_Exercise materials_
######

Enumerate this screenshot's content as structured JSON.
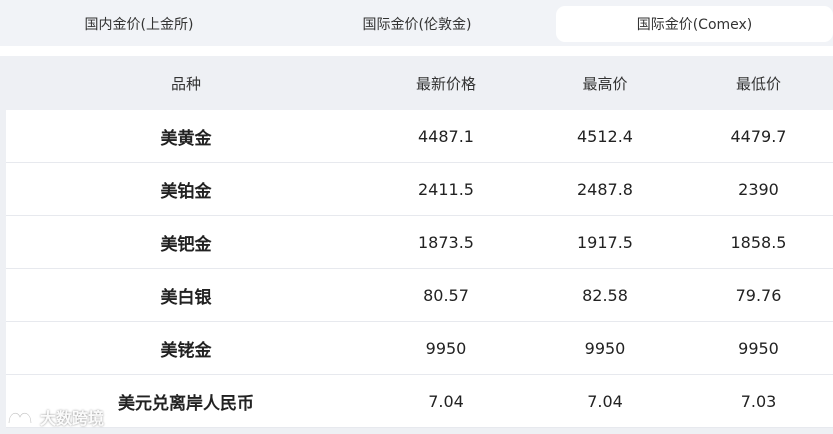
{
  "tabs": [
    {
      "label": "国内金价(上金所)",
      "active": false
    },
    {
      "label": "国际金价(伦敦金)",
      "active": false
    },
    {
      "label": "国际金价(Comex)",
      "active": true
    }
  ],
  "table": {
    "headers": [
      "品种",
      "最新价格",
      "最高价",
      "最低价"
    ],
    "rows": [
      {
        "name": "美黄金",
        "latest": "4487.1",
        "high": "4512.4",
        "low": "4479.7"
      },
      {
        "name": "美铂金",
        "latest": "2411.5",
        "high": "2487.8",
        "low": "2390"
      },
      {
        "name": "美钯金",
        "latest": "1873.5",
        "high": "1917.5",
        "low": "1858.5"
      },
      {
        "name": "美白银",
        "latest": "80.57",
        "high": "82.58",
        "low": "79.76"
      },
      {
        "name": "美铑金",
        "latest": "9950",
        "high": "9950",
        "low": "9950"
      },
      {
        "name": "美元兑离岸人民币",
        "latest": "7.04",
        "high": "7.04",
        "low": "7.03"
      }
    ]
  },
  "watermark": {
    "text": "大数跨境",
    "icon": "brand-logo-icon"
  },
  "colors": {
    "tabbar_bg": "#f1f3f7",
    "active_tab_bg": "#ffffff",
    "panel_bg": "#eef0f4",
    "row_bg": "#ffffff"
  }
}
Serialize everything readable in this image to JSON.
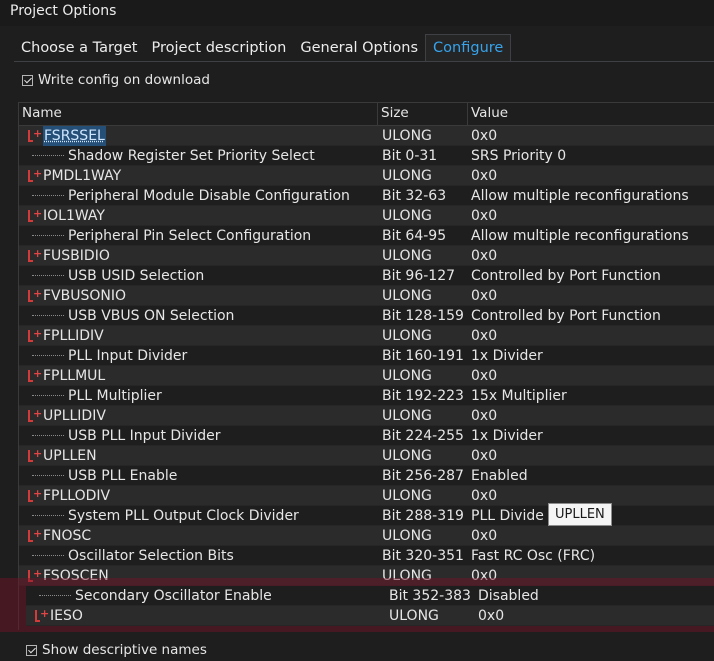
{
  "window": {
    "title": "Project Options"
  },
  "tabs": [
    {
      "label": "Choose a Target"
    },
    {
      "label": "Project description"
    },
    {
      "label": "General Options"
    },
    {
      "label": "Configure",
      "active": true
    }
  ],
  "write_config": {
    "label": "Write config on download",
    "checked": true
  },
  "grid": {
    "headers": {
      "name": "Name",
      "size": "Size",
      "value": "Value"
    },
    "rows": [
      {
        "type": "group",
        "name": "FSRSSEL",
        "size": "ULONG",
        "value": "0x0",
        "selected": true
      },
      {
        "type": "sub",
        "name": "Shadow Register Set Priority Select",
        "size": "Bit 0-31",
        "value": "SRS Priority 0"
      },
      {
        "type": "group",
        "name": "PMDL1WAY",
        "size": "ULONG",
        "value": "0x0"
      },
      {
        "type": "sub",
        "name": "Peripheral Module Disable Configuration",
        "size": "Bit 32-63",
        "value": "Allow multiple reconfigurations"
      },
      {
        "type": "group",
        "name": "IOL1WAY",
        "size": "ULONG",
        "value": "0x0"
      },
      {
        "type": "sub",
        "name": "Peripheral Pin Select Configuration",
        "size": "Bit 64-95",
        "value": "Allow multiple reconfigurations"
      },
      {
        "type": "group",
        "name": "FUSBIDIO",
        "size": "ULONG",
        "value": "0x0"
      },
      {
        "type": "sub",
        "name": "USB USID Selection",
        "size": "Bit 96-127",
        "value": "Controlled by Port Function"
      },
      {
        "type": "group",
        "name": "FVBUSONIO",
        "size": "ULONG",
        "value": "0x0"
      },
      {
        "type": "sub",
        "name": "USB VBUS ON Selection",
        "size": "Bit 128-159",
        "value": "Controlled by Port Function"
      },
      {
        "type": "group",
        "name": "FPLLIDIV",
        "size": "ULONG",
        "value": "0x0"
      },
      {
        "type": "sub",
        "name": "PLL Input Divider",
        "size": "Bit 160-191",
        "value": "1x Divider"
      },
      {
        "type": "group",
        "name": "FPLLMUL",
        "size": "ULONG",
        "value": "0x0"
      },
      {
        "type": "sub",
        "name": "PLL Multiplier",
        "size": "Bit 192-223",
        "value": "15x Multiplier"
      },
      {
        "type": "group",
        "name": "UPLLIDIV",
        "size": "ULONG",
        "value": "0x0"
      },
      {
        "type": "sub",
        "name": "USB PLL Input Divider",
        "size": "Bit 224-255",
        "value": "1x Divider"
      },
      {
        "type": "group",
        "name": "UPLLEN",
        "size": "ULONG",
        "value": "0x0"
      },
      {
        "type": "sub",
        "name": "USB PLL Enable",
        "size": "Bit 256-287",
        "value": "Enabled"
      },
      {
        "type": "group",
        "name": "FPLLODIV",
        "size": "ULONG",
        "value": "0x0"
      },
      {
        "type": "sub",
        "name": "System PLL Output Clock Divider",
        "size": "Bit 288-319",
        "value": "PLL Divide b"
      },
      {
        "type": "group",
        "name": "FNOSC",
        "size": "ULONG",
        "value": "0x0"
      },
      {
        "type": "sub",
        "name": "Oscillator Selection Bits",
        "size": "Bit 320-351",
        "value": "Fast RC Osc (FRC)"
      },
      {
        "type": "group",
        "name": "FSOSCEN",
        "size": "ULONG",
        "value": "0x0"
      }
    ],
    "shifted_rows": [
      {
        "type": "sub",
        "name": "Secondary Oscillator Enable",
        "size": "Bit 352-383",
        "value": "Disabled"
      },
      {
        "type": "group",
        "name": "IESO",
        "size": "ULONG",
        "value": "0x0"
      }
    ]
  },
  "tooltip": {
    "text": "UPLLEN"
  },
  "descriptive_names": {
    "label": "Show descriptive names",
    "checked": true
  }
}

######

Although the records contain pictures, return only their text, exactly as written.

_Response to the exercise_
Enumerate this screenshot's content as structured JSON.
{
  "tabs": [
    {
      "label": "国内金价(上金所)",
      "active": false
    },
    {
      "label": "国际金价(伦敦金)",
      "active": false
    },
    {
      "label": "国际金价(Comex)",
      "active": true
    }
  ],
  "table": {
    "headers": [
      "品种",
      "最新价格",
      "最高价",
      "最低价"
    ],
    "rows": [
      {
        "name": "美黄金",
        "latest": "4487.1",
        "high": "4512.4",
        "low": "4479.7"
      },
      {
        "name": "美铂金",
        "latest": "2411.5",
        "high": "2487.8",
        "low": "2390"
      },
      {
        "name": "美钯金",
        "latest": "1873.5",
        "high": "1917.5",
        "low": "1858.5"
      },
      {
        "name": "美白银",
        "latest": "80.57",
        "high": "82.58",
        "low": "79.76"
      },
      {
        "name": "美铑金",
        "latest": "9950",
        "high": "9950",
        "low": "9950"
      },
      {
        "name": "美元兑离岸人民币",
        "latest": "7.04",
        "high": "7.04",
        "low": "7.03"
      }
    ]
  },
  "watermark": {
    "text": "大数跨境",
    "icon": "brand-logo-icon"
  },
  "colors": {
    "tabbar_bg": "#f1f3f7",
    "active_tab_bg": "#ffffff",
    "panel_bg": "#eef0f4",
    "row_bg": "#ffffff"
  }
}
Serialize everything readable in this image to JSON.
{
  "window": {
    "title": "Project Options"
  },
  "tabs": [
    {
      "label": "Choose a Target"
    },
    {
      "label": "Project description"
    },
    {
      "label": "General Options"
    },
    {
      "label": "Configure",
      "active": true
    }
  ],
  "write_config": {
    "label": "Write config on download",
    "checked": true
  },
  "grid": {
    "headers": {
      "name": "Name",
      "size": "Size",
      "value": "Value"
    },
    "rows": [
      {
        "type": "group",
        "name": "FSRSSEL",
        "size": "ULONG",
        "value": "0x0",
        "selected": true
      },
      {
        "type": "sub",
        "name": "Shadow Register Set Priority Select",
        "size": "Bit 0-31",
        "value": "SRS Priority 0"
      },
      {
        "type": "group",
        "name": "PMDL1WAY",
        "size": "ULONG",
        "value": "0x0"
      },
      {
        "type": "sub",
        "name": "Peripheral Module Disable Configuration",
        "size": "Bit 32-63",
        "value": "Allow multiple reconfigurations"
      },
      {
        "type": "group",
        "name": "IOL1WAY",
        "size": "ULONG",
        "value": "0x0"
      },
      {
        "type": "sub",
        "name": "Peripheral Pin Select Configuration",
        "size": "Bit 64-95",
        "value": "Allow multiple reconfigurations"
      },
      {
        "type": "group",
        "name": "FUSBIDIO",
        "size": "ULONG",
        "value": "0x0"
      },
      {
        "type": "sub",
        "name": "USB USID Selection",
        "size": "Bit 96-127",
        "value": "Controlled by Port Function"
      },
      {
        "type": "group",
        "name": "FVBUSONIO",
        "size": "ULONG",
        "value": "0x0"
      },
      {
        "type": "sub",
        "name": "USB VBUS ON Selection",
        "size": "Bit 128-159",
        "value": "Controlled by Port Function"
      },
      {
        "type": "group",
        "name": "FPLLIDIV",
        "size": "ULONG",
        "value": "0x0"
      },
      {
        "type": "sub",
        "name": "PLL Input Divider",
        "size": "Bit 160-191",
        "value": "1x Divider"
      },
      {
        "type": "group",
        "name": "FPLLMUL",
        "size": "ULONG",
        "value": "0x0"
      },
      {
        "type": "sub",
        "name": "PLL Multiplier",
        "size": "Bit 192-223",
        "value": "15x Multiplier"
      },
      {
        "type": "group",
        "name": "UPLLIDIV",
        "size": "ULONG",
        "value": "0x0"
      },
      {
        "type": "sub",
        "name": "USB PLL Input Divider",
        "size": "Bit 224-255",
        "value": "1x Divider"
      },
      {
        "type": "group",
        "name": "UPLLEN",
        "size": "ULONG",
        "value": "0x0"
      },
      {
        "type": "sub",
        "name": "USB PLL Enable",
        "size": "Bit 256-287",
        "value": "Enabled"
      },
      {
        "type": "group",
        "name": "FPLLODIV",
        "size": "ULONG",
        "value": "0x0"
      },
      {
        "type": "sub",
        "name": "System PLL Output Clock Divider",
        "size": "Bit 288-319",
        "value": "PLL Divide b"
      },
      {
        "type": "group",
        "name": "FNOSC",
        "size": "ULONG",
        "value": "0x0"
      },
      {
        "type": "sub",
        "name": "Oscillator Selection Bits",
        "size": "Bit 320-351",
        "value": "Fast RC Osc (FRC)"
      },
      {
        "type": "group",
        "name": "FSOSCEN",
        "size": "ULONG",
        "value": "0x0"
      }
    ],
    "shifted_rows": [
      {
        "type": "sub",
        "name": "Secondary Oscillator Enable",
        "size": "Bit 352-383",
        "value": "Disabled"
      },
      {
        "type": "group",
        "name": "IESO",
        "size": "ULONG",
        "value": "0x0"
      }
    ]
  },
  "tooltip": {
    "text": "UPLLEN"
  },
  "descriptive_names": {
    "label": "Show descriptive names",
    "checked": true
  }
}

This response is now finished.